SyFy’s new show Dominion, which premiered last Thursday night, is a fascinating mix of exotic theology, totalitarianism, and comic book action. The show takes place in the near future, after an apocalyptic battle between humanity and the angels. God has unaccountably left and gone away, allowing the angel Gabriel to lead a horde of “lower angels” to wreak havoc against mankind.
These evil angels are capable of possessing humans and converting them into super powered yet articulate zombies, able to scale walls and ceilings as well as leap great distances. Unlike zombies, the Possessed can be dispatched pretty much like ordinary humans, with bullets, knives or swords—a head shot is not necessary. But they are fast, and some can actually fly. Alex Lannon, one of the main characters, encounters a few of them—they are called “eight balls”—during a reconnaissance mission outside the walled city of Vega. Alex must flee back to the safety of the city, which provides an opportunity to demonstrate the city’s defensive capability, in a scene very similar to one in Starship Troopers.
Only the archangel Michael, who has broken with his fellow seraphim and cherubim, stands between Gabriel’s minions and beleaguered humanity. He is the tireless defender of the remnant that has survived the conflagration. Yet Michael’s human defendees feel considerable ambivalence about the rigid code and hierarchy he has imposed on them to ensure security and survival.
(If this is what the angels are like, how bad can the demons be?)
Although only 25 years have elapsed since the war with the angels, humanity has regressed nearly a thousand years in social, political and economic organization. People live in fortress city states, where candles, religious statuary, and Greco-Roman architecture exist side by side with plasma screens, high-tech weapons, and video surveillance cameras. Resources are scarce; emissaries from rival cities must barter for food, medicine, wives, and a nuclear reactor. The archaic costumes, set design, and urban scenery really suggest an alternative universe, where the Medieval “Age of Faith” co-exists with advanced technology.
As in Helix, the first episode of Dominion introduces a plethora of characters and subplots, so viewers may want to take notes, (or visit the show’s website at http://www.syfy.com/dominion). The city of Vega, where the show begins, is a totalitarian world filled with conspiracies, bizarre religious beliefs and social unrest. The people grumble under an oppressive caste hierarchy that mirrors the organization of the angels in heaven. The Archangel Michael rules and defends Vega from on high, but delegates authority to General Riesen, the “Lord of the City”, and David Whele, the conniving and power hungry “Secretary of Commerce”. (Will capitalism and corporate interests ever be fairly portrayed on TV?)

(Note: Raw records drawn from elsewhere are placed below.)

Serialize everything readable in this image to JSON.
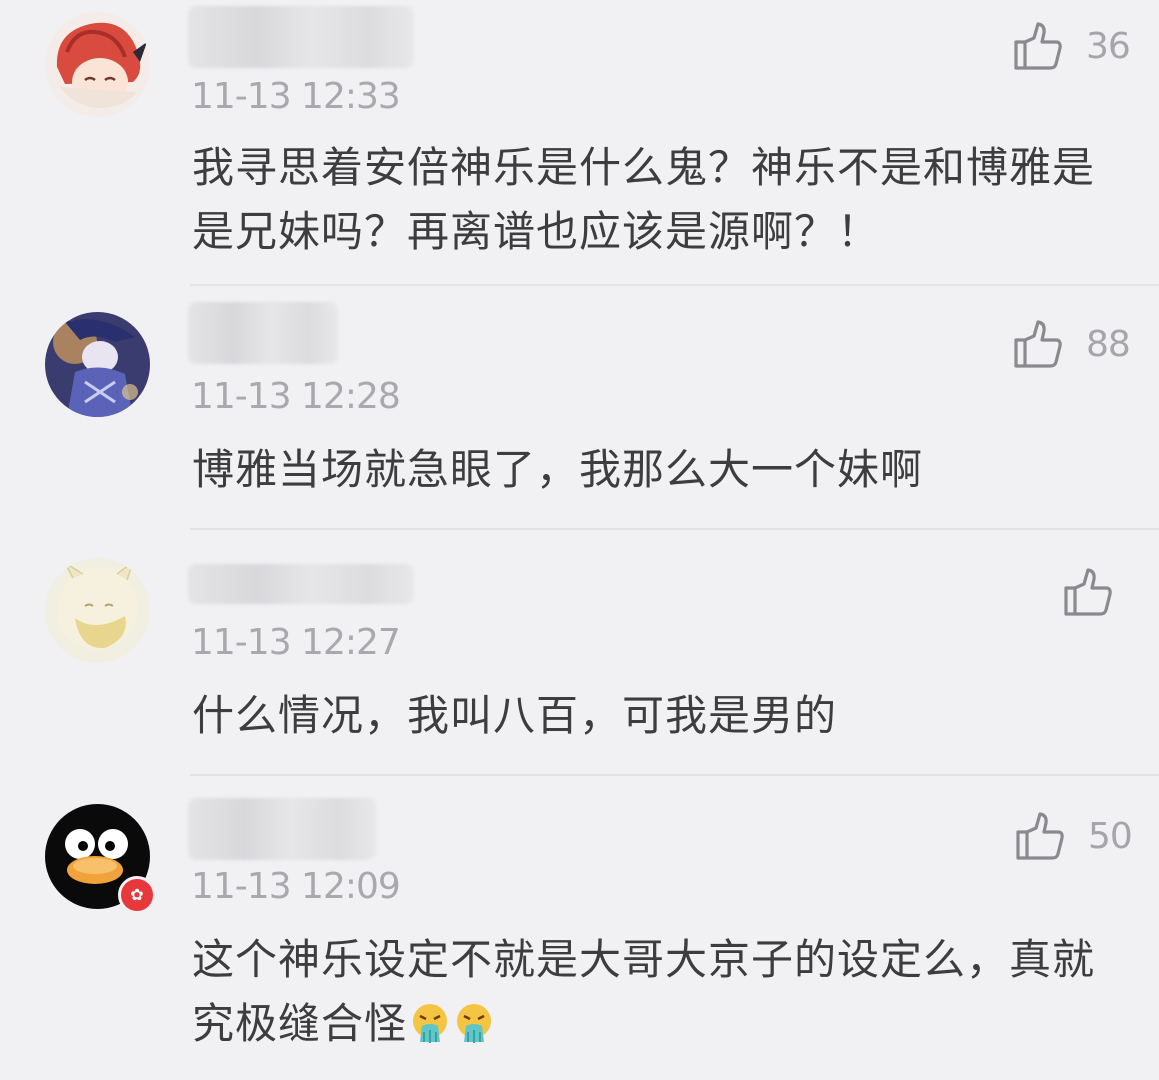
{
  "comments": [
    {
      "time": "11-13 12:33",
      "text": "我寻思着安倍神乐是什么鬼？神乐不是和博雅是是兄妹吗？再离谱也应该是源啊？！",
      "likes": "36",
      "avatar": "red-haired-anime-avatar"
    },
    {
      "time": "11-13 12:28",
      "text": "博雅当场就急眼了，我那么大一个妹啊",
      "likes": "88",
      "avatar": "blue-anime-character-avatar"
    },
    {
      "time": "11-13 12:27",
      "text": "什么情况，我叫八百，可我是男的",
      "likes": "",
      "avatar": "white-fox-anime-avatar"
    },
    {
      "time": "11-13 12:09",
      "text": "这个神乐设定不就是大哥大京子的设定么，真就究极缝合怪",
      "likes": "50",
      "avatar": "black-penguin-avatar",
      "emojis": [
        "vomit-emoji",
        "vomit-emoji"
      ]
    }
  ],
  "colors": {
    "background": "#f1f0f3",
    "text": "#3d3d3f",
    "meta": "#a9a8ad",
    "badge": "#e8383b"
  },
  "icons": {
    "like": "thumbs-up-icon",
    "badge": "star-badge-icon"
  }
}
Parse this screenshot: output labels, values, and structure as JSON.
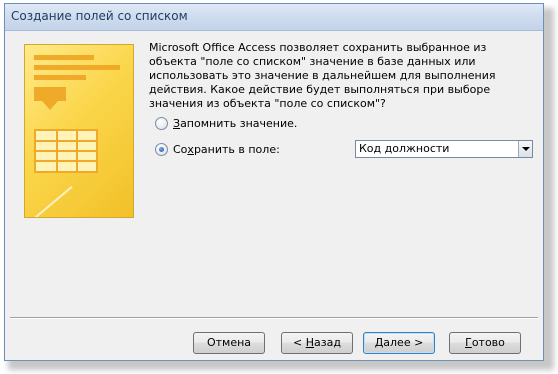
{
  "window": {
    "title": "Создание полей со списком"
  },
  "description": "Microsoft Office Access позволяет сохранить выбранное из объекта \"поле со списком\" значение в базе данных или использовать это значение в дальнейшем для выполнения действия.  Какое действие будет выполняться при выборе значения из объекта \"поле со списком\"?",
  "options": {
    "remember": {
      "before": "",
      "mnemonic": "З",
      "after": "апомнить значение.",
      "selected": false
    },
    "store": {
      "before": "Со",
      "mnemonic": "х",
      "after": "ранить в поле:",
      "selected": true
    }
  },
  "field_select": {
    "value": "Код должности"
  },
  "buttons": {
    "cancel": {
      "before": "",
      "mnemonic": "",
      "after": "Отмена"
    },
    "back": {
      "before": "< ",
      "mnemonic": "Н",
      "after": "азад"
    },
    "next": {
      "before": "",
      "mnemonic": "Д",
      "after": "алее >"
    },
    "finish": {
      "before": "",
      "mnemonic": "Г",
      "after": "отово"
    }
  },
  "icons": {
    "illustration": "wizard-combo-box-illustration",
    "dropdown": "chevron-down-icon"
  }
}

The noble General wants to arrange a marriage of his beautiful daughter Claire to the Secretary’s fanatical son William, thus politically uniting the House of Riesen with the House of Whele in hopes of bringing about political reform. As “Principate”, William is head of the Church of the Savior, which holds that a human has already been born who will lead mankind to victory over the angels.
Only the most fundamentalist of Christians will find this notion blasphemous, because the theology in Dominion is so well off the beaten track of orthodoxy. If anything, the traditional faithful may be charmed to see people actually engaged in prayer on television, and the concept of simple faith and piety is a recurring theme, (especially when contrasted with the machinations of the treacherous Secretary).
Claire, who wants justice and democracy for the people of Vega, is much opposed to marrying the Secretary’s son William. She is secretly in love with Alex Lannon, a soldier in the Archangel Corps. This relationship will certainly complicate things over the next few episodes. Meanwhile, the Secretary is secretly involved with Arika, the beautiful emissary from the rival city of Helena, who wants to make a deal for nuclear technology. Alex Lannon has befriended a poor orphan named Bixby, whom he wants to escort to the distant democratic city of Delphi. He plans an escape from the walled city of Vega with Bixby and Claire, but an angel attack near the end of the show thwarts this. (As with Helix, the underlying format of Dominion, despite all the weaponry and exploding evil angels, is the soap opera.)
There is some speculation as to whether “the Chosen One” has arrived in Vega, and this matter is clarified in the pilot, when a miracle occurs involving mysterious, hieroglyphic tattoos. None of this has to make sense.
Given its wildly imaginative alternative universe, frenetic action and engaging subplots, the show can be forgiven for borrowing heavily from a number science fiction movies and shows. In fact, viewers may enjoy spotting the contributions from Starship Troopers, the Matrix franchise, Blade Runner and perhaps even Les Miserables, among others. Some of the urban sets depicting the oppressed citizenry of Vega reminded me of the old 1980s science fiction dystopia, Max Headroom.
Dominion is on SyFy Thursday nights at 9:00 E.S.T.